Website and app data records
BEGIN
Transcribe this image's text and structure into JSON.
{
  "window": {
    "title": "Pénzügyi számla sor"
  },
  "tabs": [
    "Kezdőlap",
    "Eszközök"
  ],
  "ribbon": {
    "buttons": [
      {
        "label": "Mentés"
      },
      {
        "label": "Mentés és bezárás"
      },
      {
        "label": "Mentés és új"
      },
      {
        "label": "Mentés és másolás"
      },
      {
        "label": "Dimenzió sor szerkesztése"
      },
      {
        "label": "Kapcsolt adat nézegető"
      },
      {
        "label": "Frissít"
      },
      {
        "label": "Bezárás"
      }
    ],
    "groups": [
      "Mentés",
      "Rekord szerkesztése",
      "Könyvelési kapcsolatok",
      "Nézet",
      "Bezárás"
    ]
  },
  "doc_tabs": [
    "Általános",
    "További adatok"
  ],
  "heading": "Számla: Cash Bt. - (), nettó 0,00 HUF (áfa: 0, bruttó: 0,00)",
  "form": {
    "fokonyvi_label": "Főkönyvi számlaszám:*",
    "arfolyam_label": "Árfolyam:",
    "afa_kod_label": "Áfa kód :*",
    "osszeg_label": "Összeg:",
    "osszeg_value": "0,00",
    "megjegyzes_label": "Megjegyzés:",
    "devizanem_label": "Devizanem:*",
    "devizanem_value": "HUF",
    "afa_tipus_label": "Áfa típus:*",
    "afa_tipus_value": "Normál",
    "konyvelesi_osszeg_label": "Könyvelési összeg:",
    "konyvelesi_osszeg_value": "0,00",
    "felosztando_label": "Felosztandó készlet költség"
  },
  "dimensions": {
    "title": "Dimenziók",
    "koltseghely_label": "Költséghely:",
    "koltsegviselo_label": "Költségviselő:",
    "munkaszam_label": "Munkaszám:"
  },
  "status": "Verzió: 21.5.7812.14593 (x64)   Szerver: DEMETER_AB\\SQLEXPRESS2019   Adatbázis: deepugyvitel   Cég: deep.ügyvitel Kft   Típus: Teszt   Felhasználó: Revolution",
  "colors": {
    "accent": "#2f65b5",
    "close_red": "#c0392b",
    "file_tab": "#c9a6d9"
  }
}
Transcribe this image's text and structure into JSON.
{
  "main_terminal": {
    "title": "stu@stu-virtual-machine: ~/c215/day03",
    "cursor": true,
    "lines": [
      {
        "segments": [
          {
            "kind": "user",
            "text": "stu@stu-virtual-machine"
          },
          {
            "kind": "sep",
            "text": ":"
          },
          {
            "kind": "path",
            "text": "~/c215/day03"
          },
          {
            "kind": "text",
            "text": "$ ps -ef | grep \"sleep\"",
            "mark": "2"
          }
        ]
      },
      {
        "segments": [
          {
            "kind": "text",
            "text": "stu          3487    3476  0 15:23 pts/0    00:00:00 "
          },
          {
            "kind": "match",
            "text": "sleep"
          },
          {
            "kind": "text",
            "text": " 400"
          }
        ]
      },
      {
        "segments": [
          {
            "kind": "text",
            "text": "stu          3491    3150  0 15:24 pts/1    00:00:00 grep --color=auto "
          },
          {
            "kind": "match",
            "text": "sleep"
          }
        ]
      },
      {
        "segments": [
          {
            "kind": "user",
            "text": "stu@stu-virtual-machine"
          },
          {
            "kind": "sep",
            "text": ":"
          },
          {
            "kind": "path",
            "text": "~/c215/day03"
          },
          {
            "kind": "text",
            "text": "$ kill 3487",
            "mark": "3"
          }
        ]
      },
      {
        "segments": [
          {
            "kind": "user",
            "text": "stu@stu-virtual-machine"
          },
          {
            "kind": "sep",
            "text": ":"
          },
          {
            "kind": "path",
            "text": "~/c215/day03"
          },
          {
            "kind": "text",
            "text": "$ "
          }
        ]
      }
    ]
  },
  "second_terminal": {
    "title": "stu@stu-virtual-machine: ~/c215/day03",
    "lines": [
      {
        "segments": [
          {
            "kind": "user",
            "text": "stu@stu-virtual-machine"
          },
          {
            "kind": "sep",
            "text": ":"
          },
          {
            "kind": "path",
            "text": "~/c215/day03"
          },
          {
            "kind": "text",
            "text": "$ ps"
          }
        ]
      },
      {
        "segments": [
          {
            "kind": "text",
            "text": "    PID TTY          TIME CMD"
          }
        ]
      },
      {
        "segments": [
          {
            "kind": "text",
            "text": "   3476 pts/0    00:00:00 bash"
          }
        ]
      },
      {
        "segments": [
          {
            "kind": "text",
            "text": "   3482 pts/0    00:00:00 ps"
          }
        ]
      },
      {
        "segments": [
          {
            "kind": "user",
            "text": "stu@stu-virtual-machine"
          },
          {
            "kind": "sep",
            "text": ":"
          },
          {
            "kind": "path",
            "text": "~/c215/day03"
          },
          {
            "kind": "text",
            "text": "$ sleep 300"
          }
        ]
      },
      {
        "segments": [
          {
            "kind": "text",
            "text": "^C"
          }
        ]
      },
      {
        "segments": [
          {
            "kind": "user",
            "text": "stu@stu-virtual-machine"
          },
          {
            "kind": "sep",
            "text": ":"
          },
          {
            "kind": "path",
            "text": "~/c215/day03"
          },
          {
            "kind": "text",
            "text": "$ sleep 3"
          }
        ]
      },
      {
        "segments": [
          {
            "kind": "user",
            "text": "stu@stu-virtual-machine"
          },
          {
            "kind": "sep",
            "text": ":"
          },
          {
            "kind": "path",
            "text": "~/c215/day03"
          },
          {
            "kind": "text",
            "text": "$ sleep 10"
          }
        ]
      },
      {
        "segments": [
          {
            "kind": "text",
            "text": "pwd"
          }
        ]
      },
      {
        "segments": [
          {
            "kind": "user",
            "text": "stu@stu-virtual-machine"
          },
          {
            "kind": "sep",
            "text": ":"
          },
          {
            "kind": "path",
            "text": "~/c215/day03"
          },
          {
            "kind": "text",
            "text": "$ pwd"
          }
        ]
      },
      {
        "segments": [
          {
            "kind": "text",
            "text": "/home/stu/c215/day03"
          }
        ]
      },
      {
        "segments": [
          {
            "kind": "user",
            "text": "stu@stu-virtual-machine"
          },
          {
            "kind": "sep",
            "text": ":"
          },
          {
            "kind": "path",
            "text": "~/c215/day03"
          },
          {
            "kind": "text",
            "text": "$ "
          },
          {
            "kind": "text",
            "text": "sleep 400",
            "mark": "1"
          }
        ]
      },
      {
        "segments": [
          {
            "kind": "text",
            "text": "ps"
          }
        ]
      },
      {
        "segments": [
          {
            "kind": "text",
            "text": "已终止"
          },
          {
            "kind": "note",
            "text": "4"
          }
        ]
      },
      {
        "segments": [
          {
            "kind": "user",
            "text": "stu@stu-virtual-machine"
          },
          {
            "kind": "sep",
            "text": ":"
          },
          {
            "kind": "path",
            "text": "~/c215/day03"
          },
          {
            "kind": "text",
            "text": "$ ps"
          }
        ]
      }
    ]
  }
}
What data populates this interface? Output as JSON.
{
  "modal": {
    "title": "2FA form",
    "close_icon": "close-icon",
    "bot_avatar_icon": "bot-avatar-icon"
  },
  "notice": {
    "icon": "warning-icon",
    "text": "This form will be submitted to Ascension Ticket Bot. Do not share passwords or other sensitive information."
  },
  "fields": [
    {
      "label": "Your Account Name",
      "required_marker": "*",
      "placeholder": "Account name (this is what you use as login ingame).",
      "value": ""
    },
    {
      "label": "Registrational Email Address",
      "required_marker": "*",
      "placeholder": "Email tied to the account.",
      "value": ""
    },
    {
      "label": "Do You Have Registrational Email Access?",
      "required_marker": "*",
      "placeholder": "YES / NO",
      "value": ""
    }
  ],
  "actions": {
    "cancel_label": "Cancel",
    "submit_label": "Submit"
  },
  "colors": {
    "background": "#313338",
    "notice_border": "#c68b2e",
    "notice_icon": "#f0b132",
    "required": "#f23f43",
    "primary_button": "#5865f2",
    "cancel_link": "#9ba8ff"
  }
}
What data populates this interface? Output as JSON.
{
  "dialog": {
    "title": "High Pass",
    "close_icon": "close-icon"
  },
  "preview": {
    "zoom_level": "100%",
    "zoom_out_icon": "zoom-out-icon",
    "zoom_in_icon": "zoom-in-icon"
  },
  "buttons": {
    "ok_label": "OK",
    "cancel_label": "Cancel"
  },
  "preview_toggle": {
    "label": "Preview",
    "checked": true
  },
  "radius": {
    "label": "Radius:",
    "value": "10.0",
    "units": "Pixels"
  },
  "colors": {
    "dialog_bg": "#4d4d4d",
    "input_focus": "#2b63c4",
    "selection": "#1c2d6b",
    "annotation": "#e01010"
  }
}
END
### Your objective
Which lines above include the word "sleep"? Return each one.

### Answer box
            "text": "$ ps -ef | grep \"sleep\"",
            "text": "sleep"
            "text": "sleep"
            "text": "$ sleep 300"
            "text": "$ sleep 3"
            "text": "$ sleep 10"
            "text": "sleep 400",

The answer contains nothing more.